“This is at the core of the appeal of natural diamond jewellery; its irreplaceable value and sentimental significance which stands the test of time.”
It is said that the Prince of Wales loves giving his wife jewels with sentimental significance, and continuing the Keppel angle – he enjoys buying her pieces that belonged to her great grandmother Alice Keppel, his great great grandfather’s mistress.
This includes a further diamond tiara, which has been transformed into a necklace and earrings; and the Keppel ruby and diamond tiara – which is in fact set with synthetic rubies, alongside diamonds, in an intricate design and has been worn by Camilla as a necklace.

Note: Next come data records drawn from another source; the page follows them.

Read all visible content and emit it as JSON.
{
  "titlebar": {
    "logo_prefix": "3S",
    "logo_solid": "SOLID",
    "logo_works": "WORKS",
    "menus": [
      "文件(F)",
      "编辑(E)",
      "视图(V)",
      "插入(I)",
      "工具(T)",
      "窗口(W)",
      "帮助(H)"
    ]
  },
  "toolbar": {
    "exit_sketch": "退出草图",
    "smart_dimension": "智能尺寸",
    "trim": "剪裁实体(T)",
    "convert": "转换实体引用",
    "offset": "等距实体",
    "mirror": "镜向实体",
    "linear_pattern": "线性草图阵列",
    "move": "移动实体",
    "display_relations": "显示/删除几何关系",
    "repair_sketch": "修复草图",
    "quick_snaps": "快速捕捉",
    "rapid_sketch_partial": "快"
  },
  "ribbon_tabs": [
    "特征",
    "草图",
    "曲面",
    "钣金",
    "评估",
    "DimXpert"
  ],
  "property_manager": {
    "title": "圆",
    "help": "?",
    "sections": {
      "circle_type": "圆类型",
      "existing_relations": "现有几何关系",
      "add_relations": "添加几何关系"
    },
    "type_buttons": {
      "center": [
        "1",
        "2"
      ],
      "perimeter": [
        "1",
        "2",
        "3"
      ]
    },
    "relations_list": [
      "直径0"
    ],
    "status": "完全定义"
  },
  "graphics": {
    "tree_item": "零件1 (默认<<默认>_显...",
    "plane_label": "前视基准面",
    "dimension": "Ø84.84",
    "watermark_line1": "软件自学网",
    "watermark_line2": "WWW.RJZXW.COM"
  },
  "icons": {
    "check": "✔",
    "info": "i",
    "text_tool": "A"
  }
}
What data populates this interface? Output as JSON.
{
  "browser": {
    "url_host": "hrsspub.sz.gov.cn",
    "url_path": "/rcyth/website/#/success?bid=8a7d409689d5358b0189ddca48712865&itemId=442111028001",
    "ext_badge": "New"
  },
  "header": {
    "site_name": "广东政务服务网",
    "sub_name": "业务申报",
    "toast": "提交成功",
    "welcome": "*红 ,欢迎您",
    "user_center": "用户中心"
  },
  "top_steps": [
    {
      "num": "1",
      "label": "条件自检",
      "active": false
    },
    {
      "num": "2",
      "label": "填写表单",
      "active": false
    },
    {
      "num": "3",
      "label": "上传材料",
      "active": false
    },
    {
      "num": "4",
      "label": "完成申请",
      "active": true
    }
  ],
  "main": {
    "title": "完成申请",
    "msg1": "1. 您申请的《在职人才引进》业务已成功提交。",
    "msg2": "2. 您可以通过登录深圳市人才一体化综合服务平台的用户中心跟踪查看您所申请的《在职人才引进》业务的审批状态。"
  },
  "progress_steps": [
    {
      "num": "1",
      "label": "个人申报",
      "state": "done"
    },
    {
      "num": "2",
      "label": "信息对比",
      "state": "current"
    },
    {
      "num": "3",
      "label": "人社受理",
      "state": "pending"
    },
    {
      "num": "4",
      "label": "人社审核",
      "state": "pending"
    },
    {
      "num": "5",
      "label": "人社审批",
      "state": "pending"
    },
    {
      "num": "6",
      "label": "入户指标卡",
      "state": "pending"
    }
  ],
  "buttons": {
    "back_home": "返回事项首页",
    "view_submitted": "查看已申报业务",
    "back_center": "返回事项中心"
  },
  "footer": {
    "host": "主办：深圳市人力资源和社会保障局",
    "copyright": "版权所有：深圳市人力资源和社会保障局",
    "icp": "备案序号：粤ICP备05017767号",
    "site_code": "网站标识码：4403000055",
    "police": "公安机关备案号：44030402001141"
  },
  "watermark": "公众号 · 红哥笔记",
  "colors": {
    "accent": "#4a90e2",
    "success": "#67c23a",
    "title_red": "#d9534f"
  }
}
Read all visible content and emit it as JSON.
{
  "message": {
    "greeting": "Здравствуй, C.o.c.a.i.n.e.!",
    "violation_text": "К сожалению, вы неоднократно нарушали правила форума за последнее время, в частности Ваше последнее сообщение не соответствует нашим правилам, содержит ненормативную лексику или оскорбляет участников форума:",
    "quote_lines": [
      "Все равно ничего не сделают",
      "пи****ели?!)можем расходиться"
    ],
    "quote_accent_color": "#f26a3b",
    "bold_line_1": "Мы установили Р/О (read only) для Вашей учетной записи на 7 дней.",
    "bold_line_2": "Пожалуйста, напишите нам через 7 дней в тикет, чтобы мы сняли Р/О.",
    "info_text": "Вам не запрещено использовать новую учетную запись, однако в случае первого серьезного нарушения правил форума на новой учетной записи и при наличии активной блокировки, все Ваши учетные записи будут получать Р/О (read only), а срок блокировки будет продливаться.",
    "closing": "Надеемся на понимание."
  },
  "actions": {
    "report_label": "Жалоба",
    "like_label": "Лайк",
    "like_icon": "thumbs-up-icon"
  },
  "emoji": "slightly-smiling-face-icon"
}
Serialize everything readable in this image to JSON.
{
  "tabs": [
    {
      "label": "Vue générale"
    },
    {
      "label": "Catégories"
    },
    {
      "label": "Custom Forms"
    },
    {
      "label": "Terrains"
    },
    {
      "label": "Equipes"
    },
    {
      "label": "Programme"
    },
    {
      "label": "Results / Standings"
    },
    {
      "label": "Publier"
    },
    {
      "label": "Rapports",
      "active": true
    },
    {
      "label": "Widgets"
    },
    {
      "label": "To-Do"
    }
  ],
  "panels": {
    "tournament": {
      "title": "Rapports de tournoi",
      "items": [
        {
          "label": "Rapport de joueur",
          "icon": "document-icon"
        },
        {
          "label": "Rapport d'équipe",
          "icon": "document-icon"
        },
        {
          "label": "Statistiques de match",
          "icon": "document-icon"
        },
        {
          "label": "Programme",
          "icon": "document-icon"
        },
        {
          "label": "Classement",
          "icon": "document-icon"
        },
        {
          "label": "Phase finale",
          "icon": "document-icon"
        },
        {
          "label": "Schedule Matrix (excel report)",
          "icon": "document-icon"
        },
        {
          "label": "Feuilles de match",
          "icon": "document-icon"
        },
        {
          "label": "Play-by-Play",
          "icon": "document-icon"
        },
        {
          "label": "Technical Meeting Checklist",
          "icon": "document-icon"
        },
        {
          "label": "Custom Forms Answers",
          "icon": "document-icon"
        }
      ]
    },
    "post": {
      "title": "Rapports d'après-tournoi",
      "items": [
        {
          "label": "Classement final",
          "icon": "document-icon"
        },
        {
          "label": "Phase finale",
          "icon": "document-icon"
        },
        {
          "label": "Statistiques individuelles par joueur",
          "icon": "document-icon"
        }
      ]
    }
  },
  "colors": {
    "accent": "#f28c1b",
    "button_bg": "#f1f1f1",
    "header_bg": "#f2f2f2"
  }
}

This piece is markedly less grandiose than most of her coloured gemstones and natural diamond set necklaces, such as several magnificent ruby and diamond bib necklaces; an emerald and natural diamond riviere; aquamarine and natural diamond, and sapphire and natural diamond pendants; and one of my favourite combinations: a turquoise and natural diamond festoon necklace with matching earrings.
The duchess’s Diamond Serpent Necklace is set with round and square-cut natural diamonds in segments, which allows the piece to sit smoothly around her neck.
As with most snake necklaces, the head, with two tiny rubies as eyes, and tail are joined together to represent eternal love; Prince Albert’s engagement ring to Queen Victoria was a gold snake set with emeralds, rubies and natural diamonds.
Prince Charles is thought to have given it Camilla in 2001, and that it is not necessarily an antique piece of jewellery.
Camilla is often seen with her three strand pearl necklaces, worn either as a collar or a choker, and set with a central clasp of a variety of coloured gemstones surrounded by diamonds.
Another ‘contemporary’ favourite is Van Cleef & Arpel’s iconic Alhambra Collection of which Camilla has several pieces, the most superb of which are perhaps these Magic Alhambra earrings: the lucky and familiar four leaf clover motif, set with 158 pavé-set natural diamonds surrounded by millegrain detailed borders in white gold.